“It’s become clear to me that this is an amazing place,” Zahn said. “It is a blessing to work here, to see the miracles here. People come from a place of not speaking to now [being] vibrant and talkative, with so much to offer the world.”
When some regular Trillium visitors overheard this conversation, they pulled their chairs around the card table and shared their stories. (Last names are withheld to maintain privacy.)
Irene said before finding her way to Trillium, she was in the hospital every other month.
“I was lost as far back as I can remember,” she said. “The staff is wonderful, I call them family. They got me out of my shell. This place is a sanctuary for me.”
Carl first visited Trillium in 2009.
“I was going through a lot of mental health issues,” he said. “I was able to come here to unwind and relax. The staff helped me balance my illness. Now I have the courage to do things. I can get out and drive.”
Unlike Carl, many visitors are not able to drive, said Dudley. From its inception, she said it was important to find a location easily accessible by public transportation – the OmniLink bus drops visitors across the street. Trillium provides bus tokens to consumers when financially necessary and also has a van to transport people who have no other access to transportation.
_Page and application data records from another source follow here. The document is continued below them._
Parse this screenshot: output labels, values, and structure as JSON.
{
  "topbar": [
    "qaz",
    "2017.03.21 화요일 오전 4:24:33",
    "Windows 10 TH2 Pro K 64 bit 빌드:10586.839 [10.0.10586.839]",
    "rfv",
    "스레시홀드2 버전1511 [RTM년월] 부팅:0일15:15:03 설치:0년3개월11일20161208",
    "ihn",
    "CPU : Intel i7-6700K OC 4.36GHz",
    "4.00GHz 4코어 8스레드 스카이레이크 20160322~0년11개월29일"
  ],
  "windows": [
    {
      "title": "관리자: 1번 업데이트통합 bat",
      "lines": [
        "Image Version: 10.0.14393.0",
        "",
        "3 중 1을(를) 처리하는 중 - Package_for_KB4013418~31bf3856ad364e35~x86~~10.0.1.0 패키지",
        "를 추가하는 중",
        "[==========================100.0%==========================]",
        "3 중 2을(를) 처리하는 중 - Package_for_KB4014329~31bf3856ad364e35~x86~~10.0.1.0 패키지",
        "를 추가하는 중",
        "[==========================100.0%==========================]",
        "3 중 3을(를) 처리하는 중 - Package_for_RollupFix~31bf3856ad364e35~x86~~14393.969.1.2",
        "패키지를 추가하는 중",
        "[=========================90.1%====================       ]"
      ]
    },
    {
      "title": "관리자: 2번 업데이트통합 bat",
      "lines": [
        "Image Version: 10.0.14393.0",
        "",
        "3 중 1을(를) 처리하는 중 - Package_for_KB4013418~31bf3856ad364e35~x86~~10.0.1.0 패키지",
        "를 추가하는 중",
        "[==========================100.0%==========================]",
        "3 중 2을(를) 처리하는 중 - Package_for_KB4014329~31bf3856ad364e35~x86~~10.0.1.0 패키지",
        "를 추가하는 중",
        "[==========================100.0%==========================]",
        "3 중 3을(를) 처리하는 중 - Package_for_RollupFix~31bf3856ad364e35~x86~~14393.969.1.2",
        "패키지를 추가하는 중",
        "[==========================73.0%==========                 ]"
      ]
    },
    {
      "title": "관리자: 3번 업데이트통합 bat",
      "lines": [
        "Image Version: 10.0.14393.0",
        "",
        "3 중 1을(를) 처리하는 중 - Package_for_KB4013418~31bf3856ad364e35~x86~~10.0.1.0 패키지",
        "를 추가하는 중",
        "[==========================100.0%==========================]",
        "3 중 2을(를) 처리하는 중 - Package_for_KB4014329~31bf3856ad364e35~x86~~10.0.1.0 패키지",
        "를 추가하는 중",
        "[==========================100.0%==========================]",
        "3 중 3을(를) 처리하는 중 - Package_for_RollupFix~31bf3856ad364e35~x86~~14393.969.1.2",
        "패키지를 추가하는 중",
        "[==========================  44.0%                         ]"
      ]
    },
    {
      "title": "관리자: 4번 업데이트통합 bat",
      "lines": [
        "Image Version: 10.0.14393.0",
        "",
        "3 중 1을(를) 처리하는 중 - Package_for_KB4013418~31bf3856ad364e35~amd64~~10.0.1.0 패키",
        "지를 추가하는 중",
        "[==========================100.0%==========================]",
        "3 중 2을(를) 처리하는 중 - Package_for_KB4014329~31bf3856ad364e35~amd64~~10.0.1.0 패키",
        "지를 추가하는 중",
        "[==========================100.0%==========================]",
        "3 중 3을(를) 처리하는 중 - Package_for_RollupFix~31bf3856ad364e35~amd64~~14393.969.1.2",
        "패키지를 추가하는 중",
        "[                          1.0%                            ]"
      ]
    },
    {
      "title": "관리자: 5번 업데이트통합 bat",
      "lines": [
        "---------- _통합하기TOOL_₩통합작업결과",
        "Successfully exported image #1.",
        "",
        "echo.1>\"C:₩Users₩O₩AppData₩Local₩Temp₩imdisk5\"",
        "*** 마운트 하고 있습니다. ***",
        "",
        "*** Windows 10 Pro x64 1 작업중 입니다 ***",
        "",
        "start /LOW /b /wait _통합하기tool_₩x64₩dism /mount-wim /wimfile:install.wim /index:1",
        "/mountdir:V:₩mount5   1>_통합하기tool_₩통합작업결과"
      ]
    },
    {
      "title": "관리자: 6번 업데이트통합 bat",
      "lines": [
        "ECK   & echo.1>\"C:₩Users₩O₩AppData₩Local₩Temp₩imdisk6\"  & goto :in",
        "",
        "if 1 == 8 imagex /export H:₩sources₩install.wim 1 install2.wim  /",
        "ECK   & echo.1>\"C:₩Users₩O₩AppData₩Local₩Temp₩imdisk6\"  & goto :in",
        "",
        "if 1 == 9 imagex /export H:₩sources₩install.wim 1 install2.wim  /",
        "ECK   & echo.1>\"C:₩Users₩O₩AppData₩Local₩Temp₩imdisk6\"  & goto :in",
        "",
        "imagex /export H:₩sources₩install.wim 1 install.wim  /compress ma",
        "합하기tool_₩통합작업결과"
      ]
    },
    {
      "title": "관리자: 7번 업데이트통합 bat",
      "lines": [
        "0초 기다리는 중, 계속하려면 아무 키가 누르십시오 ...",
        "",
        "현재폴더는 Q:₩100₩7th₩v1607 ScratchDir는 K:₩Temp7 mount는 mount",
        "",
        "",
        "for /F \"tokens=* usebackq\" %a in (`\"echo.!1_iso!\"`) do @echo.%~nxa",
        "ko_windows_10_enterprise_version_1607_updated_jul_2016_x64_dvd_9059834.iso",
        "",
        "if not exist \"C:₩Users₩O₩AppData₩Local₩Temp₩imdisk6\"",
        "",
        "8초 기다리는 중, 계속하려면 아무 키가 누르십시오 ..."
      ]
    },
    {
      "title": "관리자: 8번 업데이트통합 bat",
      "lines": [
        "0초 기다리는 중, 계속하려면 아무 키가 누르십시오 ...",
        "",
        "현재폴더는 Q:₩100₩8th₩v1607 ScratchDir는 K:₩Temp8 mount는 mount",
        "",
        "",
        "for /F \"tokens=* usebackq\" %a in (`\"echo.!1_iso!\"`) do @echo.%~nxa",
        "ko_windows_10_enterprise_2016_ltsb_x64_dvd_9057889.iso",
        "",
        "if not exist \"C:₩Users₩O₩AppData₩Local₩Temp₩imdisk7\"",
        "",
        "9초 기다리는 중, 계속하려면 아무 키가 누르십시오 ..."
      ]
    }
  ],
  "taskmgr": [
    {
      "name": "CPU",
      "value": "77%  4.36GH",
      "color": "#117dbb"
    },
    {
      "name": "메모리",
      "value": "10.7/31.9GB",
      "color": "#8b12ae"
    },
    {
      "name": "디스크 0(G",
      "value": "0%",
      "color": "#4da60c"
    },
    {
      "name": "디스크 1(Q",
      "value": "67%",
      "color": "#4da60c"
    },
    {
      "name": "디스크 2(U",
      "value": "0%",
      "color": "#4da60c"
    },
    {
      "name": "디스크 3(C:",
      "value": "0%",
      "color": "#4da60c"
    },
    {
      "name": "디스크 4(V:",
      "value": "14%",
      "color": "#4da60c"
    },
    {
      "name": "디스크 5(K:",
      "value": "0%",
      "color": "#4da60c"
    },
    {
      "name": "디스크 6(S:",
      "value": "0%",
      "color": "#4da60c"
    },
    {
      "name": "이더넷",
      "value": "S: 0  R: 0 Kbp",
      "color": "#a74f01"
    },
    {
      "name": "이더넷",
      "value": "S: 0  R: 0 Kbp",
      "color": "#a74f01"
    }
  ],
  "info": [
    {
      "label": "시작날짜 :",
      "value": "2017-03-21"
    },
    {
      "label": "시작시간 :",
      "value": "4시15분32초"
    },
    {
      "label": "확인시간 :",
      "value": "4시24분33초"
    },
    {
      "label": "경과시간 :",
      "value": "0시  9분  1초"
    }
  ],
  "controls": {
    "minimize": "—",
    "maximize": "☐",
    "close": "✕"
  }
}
Rhonda said she came to Trillium nervous and depressed. “But now I have a place to come and unwind. It is a wonderful place to be.”
James added, “This place has kept me alive.”
“Trillium provides hope and a sense of normalcy,” noted Pemberton. “It is that sense of hope that reduces stigma.”
Reducing that stigma, said Dudley, is her main goal for 2015: “If we could impact the stigma, wouldn’t that be amazing?”
To that end, in addition to speaking at public events, Trillium has earned a seat at the Prince William General District Court special docket, DIVERT. This committee brings together community leaders to divert nonviolent criminal defendants with mental health issues from the judicial system into mental health services when appropriate. Committee members are also drawn from local police departments, the County Community Services Board, regional adult detention centers, NAMI, magistrates, defense attorneys, prosecutors and probation services.
“In the past we would not have a mental health consumer in the group,” said Pemberton. “But this is different – Trillium has an equal voice at the table.”
A longer-term goal, said Dudley, is to find funding to support job training. But, she noted, to make that happen, Trillium needs additional support from the community.
Although the initial grant opened the doors, community support and involvement keeps the center running. Every Thursday Panera Bread at The Glen donates food. On Fridays, the Wawa on Minnieville Road provides breakfast.
Trillium accepts donations at trilliumdropincenter.org/donate.php. This page also features the center’s “wish list” of
items they need on a regular basis, such as Cup o’ Noodles, juice packs and copy paper.
Trillium is a United Way approved organization, donor designation number 8540, and is listed in the Combined Federal Campaign, number 35597. Online shoppers can support Trillium by using goodsearch.com/?charityid=947055 to link to favorite retailers.
Marianne Weaver is a freelance editor and writer. She earned a BA in English from the University of Pittsburgh, and an MJ from Temple University. She is married to recently retired Air Force Lt. Col. Erik Weaver. Along with their two children they’ve settled into their “forever home” in Gainesville, Va. Her email address is